BEIJING • China watchers are starting to put a price tag on what any collapse in the nation's red-hot property market could cost banks.
A drop of 30 per cent in housing prices could cause 4 per cent of total loans worth 4.1 trillion yuan (S$845 billion) to sour, according to DBS Vickers Hong Kong.
Commerzbank said such a drop could trigger 4 trillion yuan in delinquencies. Pacific Investment Management expects the non-performing loan ratio to peak at 6 per cent in the next few years from the current 1.75 per cent, amid risks from the property sector.
While bank losses under those scenarios would be a far cry from the US$1.3 trillion (S$1.8 trillion) in the United States after the 2008 financial crisis, economists are increasingly anticipating a banking system bailout that could rock the stock market and push up government borrowing costs.
Mr Ma Jun, the central bank's chief economist, said in an interview with China Business Network last month that the property "bubble" needed to be curbed after home prices rose 60 per cent in the southern city of Shenzhen in a year.
Deutsche Bank wrote in a Sept 28 report that property could face a severe correction in 2018 as a bubble is spreading to more cities, while Goldman Sachs Group wrote on Tuesday that it saw growing vulnerability after prices "skyrocketed".
China's surge in home prices reminds JPMorgan Asset Management's chief Asia market strategist Tai Hui of last year's stock-market mania because of spiralling leverage and implicit state support.
While a sharp drop is not DBS Vickers' base case, risks will rise if the pace of lending is sustained.
"The property sector is the biggest concern for China's banking system," said Ms Shujin Chen, a banking analyst at the brokerage in Hong Kong.
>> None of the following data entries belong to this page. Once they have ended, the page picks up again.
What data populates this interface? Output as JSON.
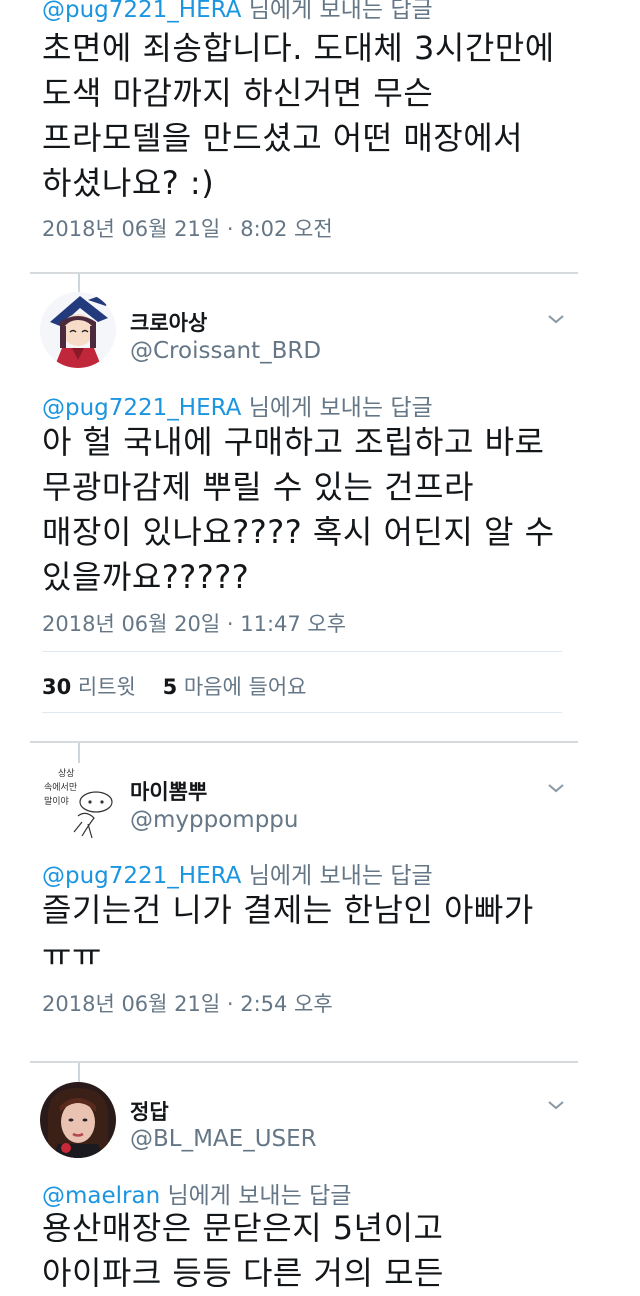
{
  "reply_prefix_suffix": "님에게 보내는 답글",
  "tweets": [
    {
      "reply_to": "@pug7221_HERA",
      "lines": [
        "초면에 죄송합니다. 도대체 3시간만에",
        "도색 마감까지 하신거면 무슨",
        "프라모델을 만드셨고 어떤 매장에서",
        "하셨나요? :)"
      ],
      "timestamp": "2018년 06월 21일 · 8:02 오전"
    },
    {
      "name": "크로아상",
      "handle": "@Croissant_BRD",
      "reply_to": "@pug7221_HERA",
      "lines": [
        "아 헐 국내에 구매하고 조립하고 바로",
        "무광마감제 뿌릴 수 있는 건프라",
        "매장이 있나요???? 혹시 어딘지 알 수",
        "있을까요?????"
      ],
      "timestamp": "2018년 06월 20일 · 11:47 오후",
      "retweets": "30",
      "retweets_label": "리트윗",
      "likes": "5",
      "likes_label": "마음에 들어요"
    },
    {
      "name": "마이뽐뿌",
      "handle": "@myppomppu",
      "avatar_text": [
        "상상",
        "속에서만",
        "말이야"
      ],
      "reply_to": "@pug7221_HERA",
      "lines": [
        "즐기는건 니가 결제는 한남인 아빠가",
        "ㅠㅠ"
      ],
      "timestamp": "2018년 06월 21일 · 2:54 오후"
    },
    {
      "name": "정답",
      "handle": "@BL_MAE_USER",
      "reply_to": "@maelran",
      "lines": [
        "용산매장은 문닫은지 5년이고",
        "아이파크 등등 다른 거의 모든"
      ]
    }
  ]
}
"If the property prices decline a lot, it would affect the quality of loans to property developers first because they are the most highly leveraged. The second-tier impact will be mortgages."
Loans to households soared to 71 per cent of total new lending in August, from 24 per cent in January. "Chinese banks are extending mortgage loans very aggressively," said Ms Christine Kuo, a Hong Kong-based senior vice-president at Moody's Investors Service. "Those loans are becoming riskier because housing prices are at a frothy level."
Fitch Ratings estimates Chinese banks' exposure to the sector, including off-balance sheet lending and corporate loans using real estate collateral, may be as high as 60 per cent of total credit.